  1. harothl says:

    Please state the answer to final jeopardy on wed, 11/5/14 by email to me. It was abruptly pre-empted in my area by a news flash. About the ancient wonders.
    Thank you

    • VJ says:

      The category of yesterday’s FJ was The Supreme Court, not Ancient Wonders. If you are talking about a rerun, your best bet is look up one of the contestants in the search box to find the original recap.

    • harothl says:

      Thanks VJ, but can someone please tell me the answer to that ANCIENT Wonders question that got preempted here that day (past Tue, or Wed.)?

      • VJ says:

        Here is a link to the recap of that game, harothi, where you can see the answers the players gave and the bets they made, too.

        • harothl says:

          Thanks again VJ. I also just found your link to the answer of “ARTEMIS AND ZEUS”. I would also have been wrong as all contestants were, but now I can sleep well.I appreciate your help.
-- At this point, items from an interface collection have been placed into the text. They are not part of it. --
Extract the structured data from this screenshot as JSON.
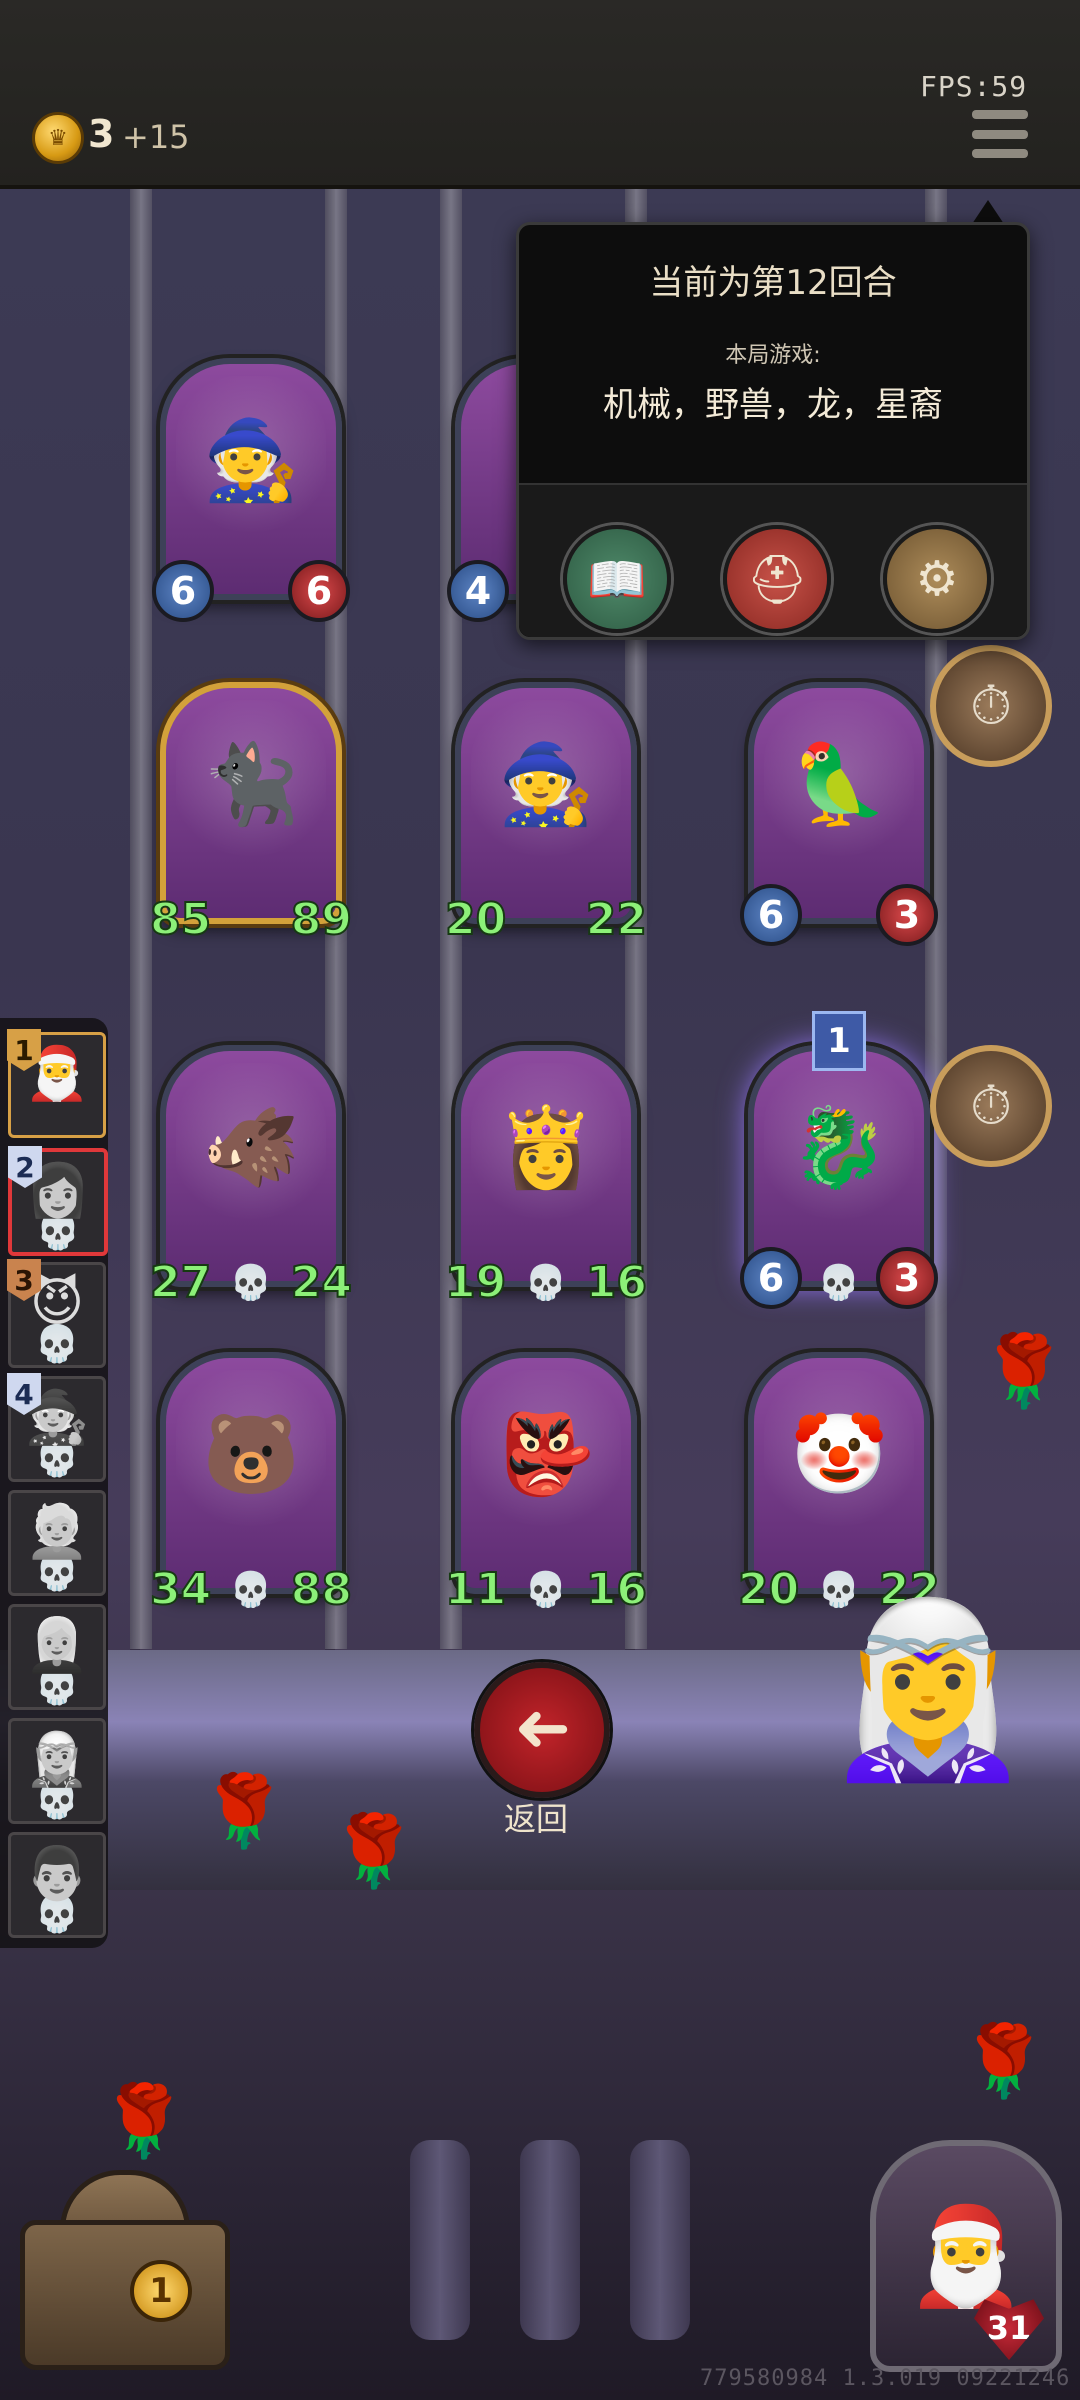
{
  "hud": {
    "coins": "3",
    "coin_income": "+15",
    "fps": "FPS:59",
    "build_info": "779580984 1.3.019 09221246"
  },
  "round_popup": {
    "title": "当前为第12回合",
    "this_game_label": "本局游戏:",
    "tribes": "机械，野兽，龙，星裔",
    "buttons": [
      "book-icon",
      "hero-helmet-icon",
      "gear-icon"
    ]
  },
  "board": {
    "units": [
      {
        "id": "wizard-top",
        "atk": "6",
        "hp": "6",
        "emoji": "🧙",
        "buffed": false
      },
      {
        "id": "partial-top",
        "atk": "4",
        "hp": "",
        "emoji": "🦊",
        "buffed": false
      },
      {
        "id": "pirate-cat",
        "atk": "85",
        "hp": "89",
        "emoji": "🐈‍⬛",
        "buffed": true,
        "golden": true
      },
      {
        "id": "wizard-mid",
        "atk": "20",
        "hp": "22",
        "emoji": "🧙",
        "buffed": true
      },
      {
        "id": "parrot",
        "atk": "6",
        "hp": "3",
        "emoji": "🦜",
        "buffed": false
      },
      {
        "id": "fire-beast",
        "atk": "27",
        "hp": "24",
        "emoji": "🐗",
        "buffed": true
      },
      {
        "id": "queen",
        "atk": "19",
        "hp": "16",
        "emoji": "👸",
        "buffed": true
      },
      {
        "id": "star-dragon",
        "atk": "6",
        "hp": "3",
        "emoji": "🐉",
        "buffed": false,
        "tier": "1"
      },
      {
        "id": "bear-pirate",
        "atk": "34",
        "hp": "88",
        "emoji": "🐻",
        "buffed": true
      },
      {
        "id": "goblin",
        "atk": "11",
        "hp": "16",
        "emoji": "👺",
        "buffed": true
      },
      {
        "id": "clown",
        "atk": "20",
        "hp": "22",
        "emoji": "🤡",
        "buffed": true
      }
    ]
  },
  "roster": {
    "slots": [
      {
        "rank": "1",
        "face": "🎅"
      },
      {
        "rank": "2",
        "face": "👩"
      },
      {
        "rank": "3",
        "face": "😈"
      },
      {
        "rank": "4",
        "face": "🧙"
      },
      {
        "rank": "",
        "face": "👱"
      },
      {
        "rank": "",
        "face": "👩‍🦳"
      },
      {
        "rank": "",
        "face": "🧝"
      },
      {
        "rank": "",
        "face": "👨"
      }
    ]
  },
  "back_button": {
    "label": "返回"
  },
  "treasure": {
    "count": "1"
  },
  "hero": {
    "health": "31",
    "emoji": "🎅"
  },
  "colors": {
    "accent_red": "#c2242a",
    "gold": "#d79a14",
    "buff_green": "#8cf078"
  }
}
  2. john blahuta says:

    not the one i had in mind. but at least sensible wagers and a triple solve. but in the last 3 days 1 correct answer out of NINE dd clues… and today #2 and # 3 were really easy. the fj would have been easier with the illustration in the nyt.
    but finally a “normal game. so congratulations and i hope the flaky times are over!

  3. VJ says:

    OK, so now we know why the NYT clue seemed vague. But Jacob getting it without even seeing the illustration made me write his Hometown Howdy:

    “I’m a gardener and I’m here to mow down the competition”.

    • jacobska says:

      VJ, thanks for the kudos. However I think Randolph Caldecott’s name appears on Jeopardy every year. Somehow I recalled his name from last year on Jeopardy. I don’t know how recent it was though. I think the contestants would have gotten the clue correct without the picture. He seems to be a J favorite. I think one year there was an entire category about him.

      Is there anyway you can find out?

      • VJ says:

        Yes, you are right — they have had a clue about him almost every year (the last time, it mentioned Maurice Sendak). They actually devoted two categories to the Caldecott Medal (2010 and 2000). This is his first FJ though.

        Here’s the link on J-Archive

        Next time the clue seems so vague, at least we’ll realize it’s got some visual or audio to go with it. After all, they can’t be expecting folks to know stuff from vague clues just because they recycle stuff all the time.

        • jacobska says:

          Wow! Thanks vj. Some past J champions have said they watched the shows which helped them. Now I’m believing it. The writers recycle clues. Also as you stated in your recap the Caldecott Medal is awarded every year. The ALA makes sure it gets a lot of media coverage. Another one is the Newbery. Living on the East Coast we read about the awards each year in the NYT and at local libraries.